PROBLEM TO WORK ON
The lines needed are those below that contain the word "author"; copy each one.

AVAILABLE DATA

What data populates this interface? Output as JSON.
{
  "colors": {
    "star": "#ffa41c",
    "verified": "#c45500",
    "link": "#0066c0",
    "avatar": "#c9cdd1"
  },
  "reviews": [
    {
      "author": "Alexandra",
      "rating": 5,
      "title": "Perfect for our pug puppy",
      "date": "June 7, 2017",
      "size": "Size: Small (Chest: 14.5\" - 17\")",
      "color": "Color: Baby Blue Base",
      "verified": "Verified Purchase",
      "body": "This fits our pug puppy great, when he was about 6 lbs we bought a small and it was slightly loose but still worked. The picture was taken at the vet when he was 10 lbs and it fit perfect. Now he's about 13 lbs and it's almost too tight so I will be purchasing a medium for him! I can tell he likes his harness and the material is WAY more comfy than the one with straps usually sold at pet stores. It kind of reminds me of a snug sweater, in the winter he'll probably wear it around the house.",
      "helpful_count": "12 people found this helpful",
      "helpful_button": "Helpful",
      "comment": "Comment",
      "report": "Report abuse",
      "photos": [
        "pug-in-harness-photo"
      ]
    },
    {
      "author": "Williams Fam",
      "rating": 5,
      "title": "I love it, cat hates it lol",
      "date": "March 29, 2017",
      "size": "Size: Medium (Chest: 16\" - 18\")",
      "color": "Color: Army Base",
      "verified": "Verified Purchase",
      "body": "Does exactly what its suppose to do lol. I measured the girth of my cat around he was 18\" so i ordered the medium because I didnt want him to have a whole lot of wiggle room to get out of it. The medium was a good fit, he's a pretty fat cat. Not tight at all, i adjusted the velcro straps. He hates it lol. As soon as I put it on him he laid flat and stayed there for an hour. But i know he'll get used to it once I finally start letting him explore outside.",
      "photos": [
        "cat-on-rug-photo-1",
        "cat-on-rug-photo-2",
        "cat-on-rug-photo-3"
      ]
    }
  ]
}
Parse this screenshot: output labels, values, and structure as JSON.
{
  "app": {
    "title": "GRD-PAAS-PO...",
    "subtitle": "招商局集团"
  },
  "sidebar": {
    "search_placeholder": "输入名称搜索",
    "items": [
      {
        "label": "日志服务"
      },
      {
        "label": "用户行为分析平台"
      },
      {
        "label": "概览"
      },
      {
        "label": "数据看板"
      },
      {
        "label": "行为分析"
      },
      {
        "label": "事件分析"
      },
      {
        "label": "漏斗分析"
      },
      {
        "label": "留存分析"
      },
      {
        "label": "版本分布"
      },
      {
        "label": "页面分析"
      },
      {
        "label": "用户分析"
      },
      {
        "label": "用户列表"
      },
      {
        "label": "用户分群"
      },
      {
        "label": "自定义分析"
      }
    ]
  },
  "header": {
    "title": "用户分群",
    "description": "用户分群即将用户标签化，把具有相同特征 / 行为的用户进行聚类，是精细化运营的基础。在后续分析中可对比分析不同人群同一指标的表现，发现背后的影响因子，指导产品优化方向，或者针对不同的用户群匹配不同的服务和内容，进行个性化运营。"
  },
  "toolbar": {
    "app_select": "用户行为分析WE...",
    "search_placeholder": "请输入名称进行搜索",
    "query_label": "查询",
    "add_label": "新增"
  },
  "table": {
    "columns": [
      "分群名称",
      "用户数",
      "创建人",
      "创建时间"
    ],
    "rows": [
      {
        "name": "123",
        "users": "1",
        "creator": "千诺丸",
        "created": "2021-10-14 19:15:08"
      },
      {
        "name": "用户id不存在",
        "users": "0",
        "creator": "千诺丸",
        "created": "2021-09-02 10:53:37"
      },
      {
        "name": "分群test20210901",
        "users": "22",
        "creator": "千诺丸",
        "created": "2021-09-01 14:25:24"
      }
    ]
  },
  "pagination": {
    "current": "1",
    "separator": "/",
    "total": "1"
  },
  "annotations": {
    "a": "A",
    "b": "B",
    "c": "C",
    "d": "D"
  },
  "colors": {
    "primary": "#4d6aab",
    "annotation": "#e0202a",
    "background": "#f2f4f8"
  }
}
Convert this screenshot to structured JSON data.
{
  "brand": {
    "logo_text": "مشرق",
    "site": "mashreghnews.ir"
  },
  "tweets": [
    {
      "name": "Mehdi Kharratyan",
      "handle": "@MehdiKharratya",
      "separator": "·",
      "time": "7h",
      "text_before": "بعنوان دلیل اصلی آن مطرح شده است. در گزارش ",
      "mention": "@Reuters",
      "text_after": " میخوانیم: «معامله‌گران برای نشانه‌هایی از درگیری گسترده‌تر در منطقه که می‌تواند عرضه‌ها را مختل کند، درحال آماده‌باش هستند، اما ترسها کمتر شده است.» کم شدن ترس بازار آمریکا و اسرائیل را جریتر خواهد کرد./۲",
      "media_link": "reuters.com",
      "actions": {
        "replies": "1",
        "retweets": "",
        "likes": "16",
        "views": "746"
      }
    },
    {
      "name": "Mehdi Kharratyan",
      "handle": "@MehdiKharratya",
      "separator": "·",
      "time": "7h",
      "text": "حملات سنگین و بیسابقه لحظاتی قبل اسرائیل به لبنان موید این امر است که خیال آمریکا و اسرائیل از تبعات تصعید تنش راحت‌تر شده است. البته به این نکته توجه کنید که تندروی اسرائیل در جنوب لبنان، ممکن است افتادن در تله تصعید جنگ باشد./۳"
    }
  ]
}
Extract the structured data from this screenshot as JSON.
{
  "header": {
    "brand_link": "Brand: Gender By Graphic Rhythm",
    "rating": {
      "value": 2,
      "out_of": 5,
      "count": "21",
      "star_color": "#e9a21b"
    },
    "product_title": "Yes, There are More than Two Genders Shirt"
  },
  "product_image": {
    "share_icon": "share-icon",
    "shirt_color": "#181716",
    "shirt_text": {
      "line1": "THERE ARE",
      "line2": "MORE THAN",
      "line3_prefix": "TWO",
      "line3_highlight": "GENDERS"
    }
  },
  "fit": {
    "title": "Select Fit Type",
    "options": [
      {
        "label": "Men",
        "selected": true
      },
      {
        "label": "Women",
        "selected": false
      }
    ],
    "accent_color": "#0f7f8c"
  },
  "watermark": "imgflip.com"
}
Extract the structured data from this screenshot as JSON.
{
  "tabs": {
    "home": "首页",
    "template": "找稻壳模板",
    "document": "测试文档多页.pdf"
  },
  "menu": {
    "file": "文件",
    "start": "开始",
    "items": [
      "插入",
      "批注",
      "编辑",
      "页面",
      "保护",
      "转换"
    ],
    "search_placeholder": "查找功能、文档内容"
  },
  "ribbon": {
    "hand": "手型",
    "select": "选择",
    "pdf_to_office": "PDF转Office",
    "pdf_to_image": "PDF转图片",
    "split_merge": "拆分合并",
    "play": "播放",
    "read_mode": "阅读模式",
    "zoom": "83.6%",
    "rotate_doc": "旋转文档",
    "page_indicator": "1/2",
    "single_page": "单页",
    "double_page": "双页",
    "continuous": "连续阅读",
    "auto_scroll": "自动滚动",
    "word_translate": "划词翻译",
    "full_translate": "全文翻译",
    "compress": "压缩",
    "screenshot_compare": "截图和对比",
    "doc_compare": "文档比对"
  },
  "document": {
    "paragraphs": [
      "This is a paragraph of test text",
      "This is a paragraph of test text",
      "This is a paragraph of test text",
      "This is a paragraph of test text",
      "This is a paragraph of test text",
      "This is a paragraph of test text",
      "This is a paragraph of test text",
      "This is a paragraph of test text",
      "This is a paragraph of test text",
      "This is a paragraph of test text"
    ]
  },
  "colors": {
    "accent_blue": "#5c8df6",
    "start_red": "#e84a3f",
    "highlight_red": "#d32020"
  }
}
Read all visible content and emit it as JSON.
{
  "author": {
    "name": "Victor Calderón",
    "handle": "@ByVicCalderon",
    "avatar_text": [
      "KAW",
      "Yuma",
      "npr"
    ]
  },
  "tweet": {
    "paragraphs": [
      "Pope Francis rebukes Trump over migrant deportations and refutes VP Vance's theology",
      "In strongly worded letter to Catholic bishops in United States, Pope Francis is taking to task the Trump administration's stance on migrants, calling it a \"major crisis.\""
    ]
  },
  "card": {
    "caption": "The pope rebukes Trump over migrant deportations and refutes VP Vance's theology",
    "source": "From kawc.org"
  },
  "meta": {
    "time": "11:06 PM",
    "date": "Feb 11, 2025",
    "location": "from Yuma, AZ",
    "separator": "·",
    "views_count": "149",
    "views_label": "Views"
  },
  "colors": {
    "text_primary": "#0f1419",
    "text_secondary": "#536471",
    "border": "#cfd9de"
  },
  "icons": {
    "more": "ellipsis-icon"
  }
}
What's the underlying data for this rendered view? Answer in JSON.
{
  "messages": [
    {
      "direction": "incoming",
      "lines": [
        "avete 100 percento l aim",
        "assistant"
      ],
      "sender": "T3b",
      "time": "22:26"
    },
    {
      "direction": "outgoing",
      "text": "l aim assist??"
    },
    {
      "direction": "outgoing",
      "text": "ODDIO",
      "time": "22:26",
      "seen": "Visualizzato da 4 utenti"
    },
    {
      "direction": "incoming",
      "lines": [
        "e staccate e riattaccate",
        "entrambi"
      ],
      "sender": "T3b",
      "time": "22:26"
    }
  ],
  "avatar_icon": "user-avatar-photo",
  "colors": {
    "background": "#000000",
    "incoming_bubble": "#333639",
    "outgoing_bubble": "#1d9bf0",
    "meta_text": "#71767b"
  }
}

ANSWER SECTION
      "author": "Alexandra",
      "author": "Williams Fam",
  "author": {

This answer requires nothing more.